So for example: 1 GB = 1,024 MB = 1,048,576 KB = 1,073,741,824 B.

That may sound strange if you've always been told that a kilobyte was a thousand bytes, and a megabyte a thousand kilobytes. The confusion is in part due to the use of binary in computers instead of decimal - 1,000 would be 1111101000 in binary, which isn't a convenient group size to use for a storage metric.

The use of 'kilo' is also confusing, given that a kilometre is 1,000 metres, not 1,024. In fact, in 1998 the International Electrotechnical Commission introduced new standardised prefixes, including "kibibytes" instead of kilobytes and "mebibytes" instead of megabytes... but they never quite caught on.

Here's a comparison between the various sizes:

Swipe to scroll horizontally
MetricExponentSize (bytes)
Byte (B)11
Kilobyte (KB)1024^11,024
Megabyte (MB)1024^21,048,576
Gigabyte (GB)1024^31,073,741,824
Terabyte (TB)1024^41,099,511,627,776
Petabyte (PB)1024^51,125,899,906,842,624
Exabyte (EB)1024^61,152,921,504,606,846,976
Zettabyte (ZB)1024^71,180,591,620,717,411,303,424
Yottabyte (YB)1024^81,208,925,819,614,629,174,706,176
Jane McCallion
Deputy Editor

Jane McCallion is ITPro's Managing Editor, specializing in data centers and enterprise IT infrastructure. Before becoming Managing Editor, she held the role of Deputy Editor and, prior to that, Features Editor, managing a pool of freelance and internal writers, while continuing to specialize in enterprise IT infrastructure, and business strategy.
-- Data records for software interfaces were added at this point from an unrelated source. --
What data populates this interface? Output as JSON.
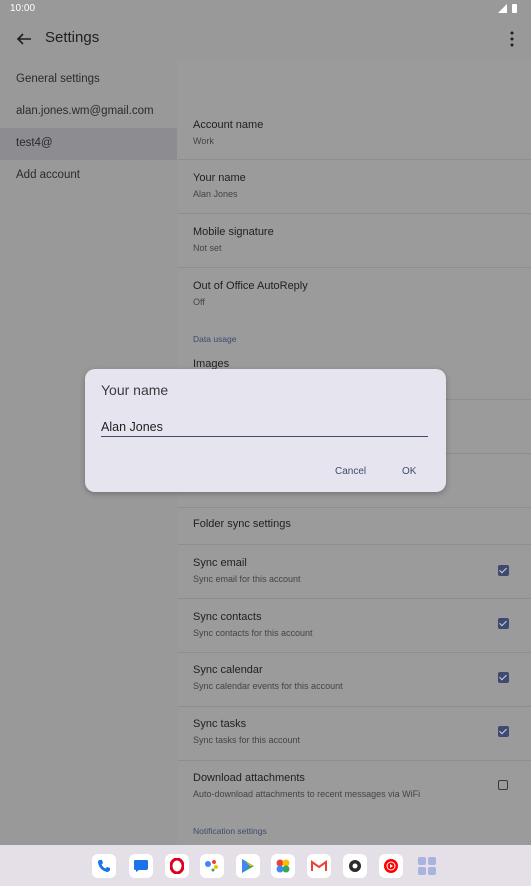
{
  "status": {
    "time": "10:00"
  },
  "appbar": {
    "title": "Settings"
  },
  "nav": {
    "items": [
      {
        "label": "General settings"
      },
      {
        "label": "alan.jones.wm@gmail.com"
      },
      {
        "label": "test4@"
      },
      {
        "label": "Add account"
      }
    ]
  },
  "settings": {
    "account_name": {
      "title": "Account name",
      "value": "Work"
    },
    "your_name": {
      "title": "Your name",
      "value": "Alan Jones"
    },
    "signature": {
      "title": "Mobile signature",
      "value": "Not set"
    },
    "autoreply": {
      "title": "Out of Office AutoReply",
      "value": "Off"
    },
    "data_usage_header": "Data usage",
    "images": {
      "title": "Images"
    },
    "folder_sync": {
      "title": "Folder sync settings"
    },
    "sync_email": {
      "title": "Sync email",
      "sub": "Sync email for this account",
      "checked": true
    },
    "sync_contacts": {
      "title": "Sync contacts",
      "sub": "Sync contacts for this account",
      "checked": true
    },
    "sync_calendar": {
      "title": "Sync calendar",
      "sub": "Sync calendar events for this account",
      "checked": true
    },
    "sync_tasks": {
      "title": "Sync tasks",
      "sub": "Sync tasks for this account",
      "checked": true
    },
    "download_attachments": {
      "title": "Download attachments",
      "sub": "Auto-download attachments to recent messages via WiFi",
      "checked": false
    },
    "notification_header": "Notification settings"
  },
  "dialog": {
    "title": "Your name",
    "input_value": "Alan Jones",
    "cancel_label": "Cancel",
    "ok_label": "OK"
  },
  "dock": {
    "apps": [
      "phone-icon",
      "messages-icon",
      "opera-icon",
      "assistant-icon",
      "play-store-icon",
      "photos-icon",
      "gmail-icon",
      "settings-icon",
      "youtube-music-icon",
      "app-drawer-icon"
    ]
  },
  "colors": {
    "accent": "#3f4a73",
    "dialog_bg": "#e6e5ef",
    "scrim": "#999999"
  }
}
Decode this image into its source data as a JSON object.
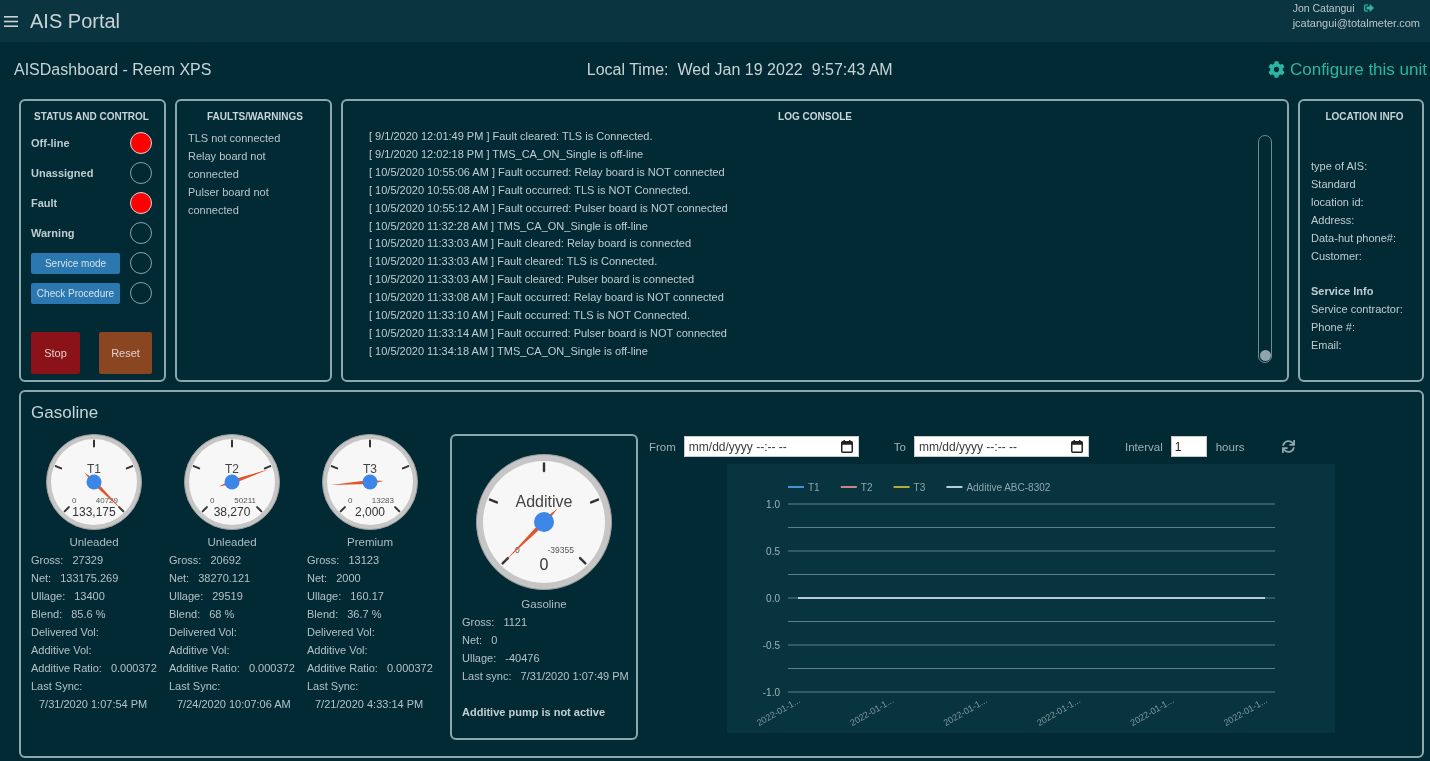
{
  "header": {
    "title": "AIS Portal",
    "user_name": "Jon Catangui",
    "user_email": "jcatangui@totalmeter.com"
  },
  "subheader": {
    "title": "AISDashboard - Reem XPS",
    "local_time_label": "Local Time:",
    "local_date": "Wed Jan 19 2022",
    "local_time": "9:57:43 AM",
    "configure_link": "Configure this unit"
  },
  "status_panel": {
    "title": "STATUS AND CONTROL",
    "items": [
      {
        "kind": "label",
        "label": "Off-line",
        "on": true
      },
      {
        "kind": "label",
        "label": "Unassigned",
        "on": false
      },
      {
        "kind": "label",
        "label": "Fault",
        "on": true
      },
      {
        "kind": "label",
        "label": "Warning",
        "on": false
      },
      {
        "kind": "button",
        "label": "Service mode",
        "on": false
      },
      {
        "kind": "button",
        "label": "Check Procedure",
        "on": false
      }
    ],
    "actions": [
      {
        "kind": "stop",
        "label": "Stop"
      },
      {
        "kind": "reset",
        "label": "Reset"
      }
    ]
  },
  "faults_panel": {
    "title": "FAULTS/WARNINGS",
    "items": [
      "TLS not connected",
      "Relay board not connected",
      "Pulser board not connected"
    ]
  },
  "log_console": {
    "title": "LOG CONSOLE",
    "lines": [
      "[ 9/1/2020 12:01:49 PM ] Fault cleared: TLS is Connected.",
      "[ 9/1/2020 12:02:18 PM ] TMS_CA_ON_Single is off-line",
      "[ 10/5/2020 10:55:06 AM ] Fault occurred: Relay board is NOT connected",
      "[ 10/5/2020 10:55:08 AM ] Fault occurred: TLS is NOT Connected.",
      "[ 10/5/2020 10:55:12 AM ] Fault occurred: Pulser board is NOT connected",
      "[ 10/5/2020 11:32:28 AM ] TMS_CA_ON_Single is off-line",
      "[ 10/5/2020 11:33:03 AM ] Fault cleared: Relay board is connected",
      "[ 10/5/2020 11:33:03 AM ] Fault cleared: TLS is Connected.",
      "[ 10/5/2020 11:33:03 AM ] Fault cleared: Pulser board is connected",
      "[ 10/5/2020 11:33:08 AM ] Fault occurred: Relay board is NOT connected",
      "[ 10/5/2020 11:33:10 AM ] Fault occurred: TLS is NOT Connected.",
      "[ 10/5/2020 11:33:14 AM ] Fault occurred: Pulser board is NOT connected",
      "[ 10/5/2020 11:34:18 AM ] TMS_CA_ON_Single is off-line"
    ]
  },
  "location_info": {
    "title": "LOCATION INFO",
    "fields": [
      "type of AIS:",
      "Standard",
      "location id:",
      "Address:",
      "Data-hut phone#:",
      "Customer:"
    ],
    "service_title": "Service Info",
    "service_fields": [
      "Service contractor:",
      "Phone #:",
      "Email:"
    ]
  },
  "gasoline": {
    "title": "Gasoline",
    "tanks": [
      {
        "gauge": {
          "label": "T1",
          "min": "0",
          "max": "40729",
          "value": "133,175"
        },
        "product": "Unleaded",
        "stats": [
          {
            "label": "Gross:",
            "value": "27329"
          },
          {
            "label": "Net:",
            "value": "133175.269"
          },
          {
            "label": "Ullage:",
            "value": "13400"
          },
          {
            "label": "Blend:",
            "value": "85.6 %"
          },
          {
            "label": "Delivered Vol:"
          },
          {
            "label": "Additive Vol:"
          },
          {
            "label": "Additive Ratio:",
            "value": "0.000372"
          }
        ],
        "last_sync": {
          "label": "Last Sync:",
          "value": "7/31/2020 1:07:54 PM"
        }
      },
      {
        "gauge": {
          "label": "T2",
          "min": "0",
          "max": "50211",
          "value": "38,270"
        },
        "product": "Unleaded",
        "stats": [
          {
            "label": "Gross:",
            "value": "20692"
          },
          {
            "label": "Net:",
            "value": "38270.121"
          },
          {
            "label": "Ullage:",
            "value": "29519"
          },
          {
            "label": "Blend:",
            "value": "68 %"
          },
          {
            "label": "Delivered Vol:"
          },
          {
            "label": "Additive Vol:"
          },
          {
            "label": "Additive Ratio:",
            "value": "0.000372"
          }
        ],
        "last_sync": {
          "label": "Last Sync:",
          "value": "7/24/2020 10:07:06 AM"
        }
      },
      {
        "gauge": {
          "label": "T3",
          "min": "0",
          "max": "13283",
          "value": "2,000"
        },
        "product": "Premium",
        "stats": [
          {
            "label": "Gross:",
            "value": "13123"
          },
          {
            "label": "Net:",
            "value": "2000"
          },
          {
            "label": "Ullage:",
            "value": "160.17"
          },
          {
            "label": "Blend:",
            "value": "36.7 %"
          },
          {
            "label": "Delivered Vol:"
          },
          {
            "label": "Additive Vol:"
          },
          {
            "label": "Additive Ratio:",
            "value": "0.000372"
          }
        ],
        "last_sync": {
          "label": "Last Sync:",
          "value": "7/21/2020 4:33:14 PM"
        }
      }
    ],
    "additive": {
      "gauge": {
        "label": "Additive",
        "min": "0",
        "max": "-39355",
        "value": "0"
      },
      "product": "Gasoline",
      "stats": [
        {
          "label": "Gross:",
          "value": "1121"
        },
        {
          "label": "Net:",
          "value": "0"
        },
        {
          "label": "Ullage:",
          "value": "-40476"
        },
        {
          "label": "Last sync:",
          "value": "7/31/2020 1:07:49 PM"
        }
      ],
      "pump_status": "Additive pump is not active"
    },
    "filters": {
      "from_label": "From",
      "from_placeholder": "mm/dd/yyyy --:-- --",
      "to_label": "To",
      "to_placeholder": "mm/dd/yyyy --:-- --",
      "interval_label": "Interval",
      "interval_value": "1",
      "interval_unit": "hours"
    },
    "chart_data": {
      "type": "line",
      "legend": "top",
      "grid": true,
      "categories": [
        "2022-01-1...",
        "2022-01-1...",
        "2022-01-1...",
        "2022-01-1...",
        "2022-01-1...",
        "2022-01-1..."
      ],
      "series": [
        {
          "name": "T1",
          "color": "#4a90d9",
          "values": [
            null,
            null,
            null,
            null,
            null,
            null
          ]
        },
        {
          "name": "T2",
          "color": "#c98484",
          "values": [
            null,
            null,
            null,
            null,
            null,
            null
          ]
        },
        {
          "name": "T3",
          "color": "#b8a83a",
          "values": [
            null,
            null,
            null,
            null,
            null,
            null
          ]
        },
        {
          "name": "Additive ABC-8302",
          "color": "#b4cdd6",
          "values": [
            0,
            0,
            0,
            0,
            0,
            0
          ]
        }
      ],
      "ylim": [
        -1,
        1
      ],
      "yticks": [
        {
          "value": -1,
          "label": "-1.0"
        },
        {
          "value": -0.5,
          "label": "-0.5"
        },
        {
          "value": 0,
          "label": "0.0"
        },
        {
          "value": 0.5,
          "label": "0.5"
        },
        {
          "value": 1,
          "label": "1.0"
        }
      ]
    }
  }
}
Prior to joining ITPro, Jane was a freelance business journalist writing as both Jane McCallion and Jane Bordenave for titles such as European CEO, World Finance, and Business Excellence Magazine.